What Museums Can Learn From Hotel Chains
I started off this morning reading Debbie Morrison’s excellent post The End of ‘School’ as Usual . . . on her blog online learning insights. The first sentence of her post brought to mind some points I have been thinking about lately. She wrote “Applying business principles to academia at one time was taboo. Mentioning terms such as return on investment (ROI), customer focus,target market, would be met with blank looks – the deer-in-the-headlights syndrome.” This got me to thinking about another interesting discussion of late by Suse Cairns at the Museum Geek blog who posted Are We Engaged Yet . . . that takes up the real nuts and bolts behind the concept of what it means to “engage” in our cultural heritage institutions.
As a museum junkie, I reflected how over the past year or so in traveling across North America, I visited about 100 different cultural heritage venues, mostly museums. In those travels, I stayed in hotels on perhaps 50 evenings. As a result of those hotel stays, I received follow-up email surveys asking me to rate my experience or join a frequent user club. However, I don’t recollect ever receiving a follow-up email from a museum asking me to rate my experience or asking for feedback. I don’t recollect seeing a visitor comment card inside a museum in the past year, but I know they exist. I am certain some museums do ask for feedback like the hotel chains. However, that I did not experience a museum request in the past year likely reflects more the norm.
Having written the above, I do not want to suggest that cultural heritage specialists are not interested in what the public wants or needs from the publicly funded institutions. We discuss this issue a lot. I do think we need to take a different approach toward acquiring that information. Consider the following examples:
- Each fall for the past two years at the C.H. Nash Museum, in our weekly meetings with regular staff and graduate assistants from the University of Memphis, we discuss one chapter from Stephanie Weaver’s Creating Great Visitor Experiences. I really like the way this book with it’s 5-page or so chapters and lots of questions/exercises covers a broad range of topics such as finding your niche as an institution, signage, service, and more – lots of good things to think about. One of my favorite exercises is a simple SWOT type analysis of listing 10 institutional strengths and weaknesses that the museum has some control over. Last year, we took a new approach to this listing activity. Instead of just checking the task off as a weekly book chapter done, we returned in the following weeks to consider how the strengths and weaknesses were addressed by our mission, vision and strategic plan. We decided to return to the list regularly to see how we were doing. Were we living into our strengths? Were we addressing our weaknesses? But in thinking about two blog posts above, I realize we also need to consider what our visitors think are our greatest strengths and weaknesses. We will take up that challenge this fall.

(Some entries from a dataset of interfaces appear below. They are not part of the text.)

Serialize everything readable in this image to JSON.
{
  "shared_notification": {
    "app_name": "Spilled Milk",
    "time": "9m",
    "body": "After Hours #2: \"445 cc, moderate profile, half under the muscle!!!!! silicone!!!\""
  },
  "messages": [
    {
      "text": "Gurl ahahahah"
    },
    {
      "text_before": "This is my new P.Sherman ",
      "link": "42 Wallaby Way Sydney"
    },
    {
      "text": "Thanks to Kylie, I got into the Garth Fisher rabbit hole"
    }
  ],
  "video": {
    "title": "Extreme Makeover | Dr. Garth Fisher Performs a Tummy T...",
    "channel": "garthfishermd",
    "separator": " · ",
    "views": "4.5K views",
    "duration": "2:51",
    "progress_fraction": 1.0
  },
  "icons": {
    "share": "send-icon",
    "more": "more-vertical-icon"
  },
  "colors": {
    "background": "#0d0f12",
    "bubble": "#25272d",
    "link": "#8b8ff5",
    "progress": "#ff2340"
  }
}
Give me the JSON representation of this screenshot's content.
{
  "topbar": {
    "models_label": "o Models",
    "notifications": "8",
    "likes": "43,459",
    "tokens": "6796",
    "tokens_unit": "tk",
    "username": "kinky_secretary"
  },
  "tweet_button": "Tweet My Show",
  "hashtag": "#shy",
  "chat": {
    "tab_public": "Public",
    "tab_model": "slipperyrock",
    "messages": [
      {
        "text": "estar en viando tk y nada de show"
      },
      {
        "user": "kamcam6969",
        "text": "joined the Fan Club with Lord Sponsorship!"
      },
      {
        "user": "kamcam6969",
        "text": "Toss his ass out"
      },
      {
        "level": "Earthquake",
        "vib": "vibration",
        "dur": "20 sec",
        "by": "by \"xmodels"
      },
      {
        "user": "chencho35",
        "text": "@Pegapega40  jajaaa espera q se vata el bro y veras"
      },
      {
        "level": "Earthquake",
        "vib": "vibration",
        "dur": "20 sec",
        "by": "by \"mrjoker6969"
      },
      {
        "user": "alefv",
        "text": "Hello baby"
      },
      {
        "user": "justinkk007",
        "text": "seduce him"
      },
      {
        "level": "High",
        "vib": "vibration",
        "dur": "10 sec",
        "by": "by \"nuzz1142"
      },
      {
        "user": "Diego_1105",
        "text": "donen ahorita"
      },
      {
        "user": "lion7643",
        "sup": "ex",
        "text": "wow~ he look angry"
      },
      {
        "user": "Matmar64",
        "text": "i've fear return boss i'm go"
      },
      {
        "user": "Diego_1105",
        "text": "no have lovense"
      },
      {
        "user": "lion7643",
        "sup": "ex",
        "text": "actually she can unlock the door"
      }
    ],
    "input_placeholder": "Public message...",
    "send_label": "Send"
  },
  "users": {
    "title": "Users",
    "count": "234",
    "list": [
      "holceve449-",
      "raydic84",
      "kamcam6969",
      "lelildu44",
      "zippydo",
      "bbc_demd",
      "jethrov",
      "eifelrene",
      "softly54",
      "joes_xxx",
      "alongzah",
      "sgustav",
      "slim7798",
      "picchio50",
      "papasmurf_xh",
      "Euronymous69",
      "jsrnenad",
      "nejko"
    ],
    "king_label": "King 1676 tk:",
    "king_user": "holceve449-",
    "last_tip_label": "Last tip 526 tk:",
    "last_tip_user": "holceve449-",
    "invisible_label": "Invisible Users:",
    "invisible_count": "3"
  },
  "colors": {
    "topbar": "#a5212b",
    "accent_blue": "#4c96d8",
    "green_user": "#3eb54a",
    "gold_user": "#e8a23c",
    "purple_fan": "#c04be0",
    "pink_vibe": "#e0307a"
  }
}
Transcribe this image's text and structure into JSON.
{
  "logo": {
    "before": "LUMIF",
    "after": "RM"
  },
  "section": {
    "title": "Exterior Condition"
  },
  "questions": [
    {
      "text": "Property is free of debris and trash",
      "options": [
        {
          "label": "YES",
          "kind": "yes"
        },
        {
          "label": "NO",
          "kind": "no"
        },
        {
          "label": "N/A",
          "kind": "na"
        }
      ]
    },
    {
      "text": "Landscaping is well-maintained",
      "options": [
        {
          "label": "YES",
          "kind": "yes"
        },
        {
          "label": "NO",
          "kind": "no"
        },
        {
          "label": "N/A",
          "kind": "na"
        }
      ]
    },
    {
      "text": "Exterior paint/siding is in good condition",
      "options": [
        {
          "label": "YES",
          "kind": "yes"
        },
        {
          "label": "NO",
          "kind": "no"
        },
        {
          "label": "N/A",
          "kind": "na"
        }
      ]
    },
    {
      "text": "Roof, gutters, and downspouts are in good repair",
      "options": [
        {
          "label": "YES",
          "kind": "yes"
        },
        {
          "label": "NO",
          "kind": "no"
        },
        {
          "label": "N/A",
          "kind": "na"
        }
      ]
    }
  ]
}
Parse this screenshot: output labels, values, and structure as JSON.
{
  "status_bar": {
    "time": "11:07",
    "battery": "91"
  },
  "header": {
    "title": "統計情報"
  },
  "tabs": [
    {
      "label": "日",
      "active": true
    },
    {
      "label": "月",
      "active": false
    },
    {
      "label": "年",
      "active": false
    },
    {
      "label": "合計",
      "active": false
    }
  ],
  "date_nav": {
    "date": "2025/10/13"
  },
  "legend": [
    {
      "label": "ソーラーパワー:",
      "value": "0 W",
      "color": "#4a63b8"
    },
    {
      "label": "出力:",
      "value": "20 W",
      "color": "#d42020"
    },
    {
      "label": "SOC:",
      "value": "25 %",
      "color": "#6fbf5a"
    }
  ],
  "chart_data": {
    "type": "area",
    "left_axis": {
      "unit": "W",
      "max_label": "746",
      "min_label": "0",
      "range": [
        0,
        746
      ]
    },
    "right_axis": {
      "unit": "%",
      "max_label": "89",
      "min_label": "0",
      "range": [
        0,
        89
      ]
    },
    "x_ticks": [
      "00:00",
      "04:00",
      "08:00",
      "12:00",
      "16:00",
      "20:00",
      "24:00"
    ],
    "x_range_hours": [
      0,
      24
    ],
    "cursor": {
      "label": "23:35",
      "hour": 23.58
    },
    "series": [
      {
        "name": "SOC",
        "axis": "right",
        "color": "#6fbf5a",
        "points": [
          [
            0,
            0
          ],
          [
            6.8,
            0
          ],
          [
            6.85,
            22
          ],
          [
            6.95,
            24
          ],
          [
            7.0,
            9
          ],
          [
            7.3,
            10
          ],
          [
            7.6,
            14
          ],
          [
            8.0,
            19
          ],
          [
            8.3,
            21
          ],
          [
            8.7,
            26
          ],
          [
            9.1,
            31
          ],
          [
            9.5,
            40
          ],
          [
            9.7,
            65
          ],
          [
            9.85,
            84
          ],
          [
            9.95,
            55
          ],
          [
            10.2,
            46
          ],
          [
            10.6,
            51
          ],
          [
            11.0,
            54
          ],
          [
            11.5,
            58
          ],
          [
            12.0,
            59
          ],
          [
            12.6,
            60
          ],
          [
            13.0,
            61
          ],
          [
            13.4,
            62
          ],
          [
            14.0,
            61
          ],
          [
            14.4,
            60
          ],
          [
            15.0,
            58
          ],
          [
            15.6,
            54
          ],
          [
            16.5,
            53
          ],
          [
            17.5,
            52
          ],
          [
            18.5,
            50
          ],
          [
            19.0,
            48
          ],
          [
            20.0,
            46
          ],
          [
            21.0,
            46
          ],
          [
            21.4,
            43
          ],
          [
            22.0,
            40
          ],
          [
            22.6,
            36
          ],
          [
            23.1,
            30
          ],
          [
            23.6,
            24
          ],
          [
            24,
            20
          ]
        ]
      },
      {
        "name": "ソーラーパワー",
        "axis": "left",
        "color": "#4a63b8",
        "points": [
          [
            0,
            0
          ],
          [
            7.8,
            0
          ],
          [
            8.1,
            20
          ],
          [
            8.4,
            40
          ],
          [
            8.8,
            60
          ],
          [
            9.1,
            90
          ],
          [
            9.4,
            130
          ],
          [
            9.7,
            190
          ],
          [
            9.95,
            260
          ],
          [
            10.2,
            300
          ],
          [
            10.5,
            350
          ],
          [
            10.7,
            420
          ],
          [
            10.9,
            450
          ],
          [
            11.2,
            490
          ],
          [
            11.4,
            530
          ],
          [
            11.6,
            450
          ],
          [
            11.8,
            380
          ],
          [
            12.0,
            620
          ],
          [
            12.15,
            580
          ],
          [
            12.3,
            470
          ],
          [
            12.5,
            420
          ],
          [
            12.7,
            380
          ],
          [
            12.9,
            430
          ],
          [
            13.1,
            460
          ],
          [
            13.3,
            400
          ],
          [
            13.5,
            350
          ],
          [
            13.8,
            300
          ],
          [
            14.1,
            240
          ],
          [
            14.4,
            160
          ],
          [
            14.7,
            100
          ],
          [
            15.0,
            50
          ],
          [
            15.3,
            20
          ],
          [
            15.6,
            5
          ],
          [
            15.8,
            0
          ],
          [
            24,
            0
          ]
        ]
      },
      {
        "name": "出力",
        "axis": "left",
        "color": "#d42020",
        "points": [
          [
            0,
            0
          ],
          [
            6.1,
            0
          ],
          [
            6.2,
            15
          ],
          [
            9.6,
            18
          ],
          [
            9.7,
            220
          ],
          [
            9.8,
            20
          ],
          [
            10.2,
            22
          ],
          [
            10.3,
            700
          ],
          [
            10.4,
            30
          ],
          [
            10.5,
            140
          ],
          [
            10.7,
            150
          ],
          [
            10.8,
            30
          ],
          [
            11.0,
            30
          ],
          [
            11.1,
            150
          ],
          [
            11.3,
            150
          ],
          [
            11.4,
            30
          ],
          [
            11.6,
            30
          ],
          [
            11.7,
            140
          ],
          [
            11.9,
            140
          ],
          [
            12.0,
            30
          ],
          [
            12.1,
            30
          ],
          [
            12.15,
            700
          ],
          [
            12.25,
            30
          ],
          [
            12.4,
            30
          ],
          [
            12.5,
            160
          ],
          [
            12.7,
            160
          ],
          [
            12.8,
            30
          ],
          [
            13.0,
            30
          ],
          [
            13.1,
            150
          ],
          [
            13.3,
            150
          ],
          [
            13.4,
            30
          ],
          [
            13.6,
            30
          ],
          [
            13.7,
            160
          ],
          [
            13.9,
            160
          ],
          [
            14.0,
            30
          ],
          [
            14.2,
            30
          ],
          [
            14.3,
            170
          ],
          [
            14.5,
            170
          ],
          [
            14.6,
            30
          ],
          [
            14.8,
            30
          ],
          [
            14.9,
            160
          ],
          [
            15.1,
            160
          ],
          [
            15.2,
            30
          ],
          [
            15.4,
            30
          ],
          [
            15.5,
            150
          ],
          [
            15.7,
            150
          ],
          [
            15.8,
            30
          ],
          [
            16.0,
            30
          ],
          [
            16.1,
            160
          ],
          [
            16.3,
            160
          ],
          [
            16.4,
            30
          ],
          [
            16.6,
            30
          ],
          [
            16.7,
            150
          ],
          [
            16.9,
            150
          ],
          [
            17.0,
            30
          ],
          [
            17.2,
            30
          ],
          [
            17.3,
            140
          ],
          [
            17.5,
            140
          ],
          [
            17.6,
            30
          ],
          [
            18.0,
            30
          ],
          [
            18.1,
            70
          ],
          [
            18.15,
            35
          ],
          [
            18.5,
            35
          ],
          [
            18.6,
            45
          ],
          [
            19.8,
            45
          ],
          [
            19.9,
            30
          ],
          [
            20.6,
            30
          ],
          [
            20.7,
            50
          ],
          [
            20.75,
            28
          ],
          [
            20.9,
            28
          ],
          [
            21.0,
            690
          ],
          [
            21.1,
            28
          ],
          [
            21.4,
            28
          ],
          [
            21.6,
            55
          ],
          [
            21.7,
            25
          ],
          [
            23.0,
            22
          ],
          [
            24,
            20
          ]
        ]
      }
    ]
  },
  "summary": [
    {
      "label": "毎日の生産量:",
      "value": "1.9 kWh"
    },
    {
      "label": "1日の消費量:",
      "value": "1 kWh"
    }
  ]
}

- Flowing from the above, as a staff, we spend a good bit of time discussing visitor wants and needs as they relate to our mission. To that end, in 2011 we conducted an electronic survey of the nearly 2000 subscribers to our monthly e-newsletter, Chucalissa Anoachi. Despite our staff discussions, the survey revealed several key points that we had never considered. First, 60% of the survey respondents wanted the Museum to develop more programming and activities in our 40 acres of exterior space consisting of prehistoric earthworks and wooded areas. Second, by the same percentage, respondents wanted us to deliver more of our Museum content online. Third, 40% of our respondents wanted to have volunteer opportunities they could do from their homes or online. All three of these responses fall well within our institutional mission and are very doable. However, none of the areas received priority attention until after we actually asked and heard directly from our visitors.
- Our Museum is in dire need of updating and revising our 20 – 30-year-old main hall exhibits. Over the past few years, we worked on a few exhibits as skills and resources were available. However, we also knew that we needed to stand back and take a look at the total picture of the main hall project. Based on the success of our e-newsletter survey, as a next step in the upgrade project, we carried out a series of focus groups and interviews with a broad range of our Museum’s constituencies and stakeholders. We were pleasantly surprised at the results. Over the next five years, as we work through the upgrade process, we will have greater confidence in meshing visitor needs and wants with our mission.
There are at least two different approaches to engage the visitor. We can start from our mission and try to sell our vision to the public. Alternatively, we can first seek out the public vision and mesh that vision with our mission. As educators, museum professionals, and cultural heritage specialists, we need to abandon the mindset that “if we build it, they will come” if what we build is not relevant to the needs and wants of the public that we serve.
How do you make your institution relevant to the visitors you serve?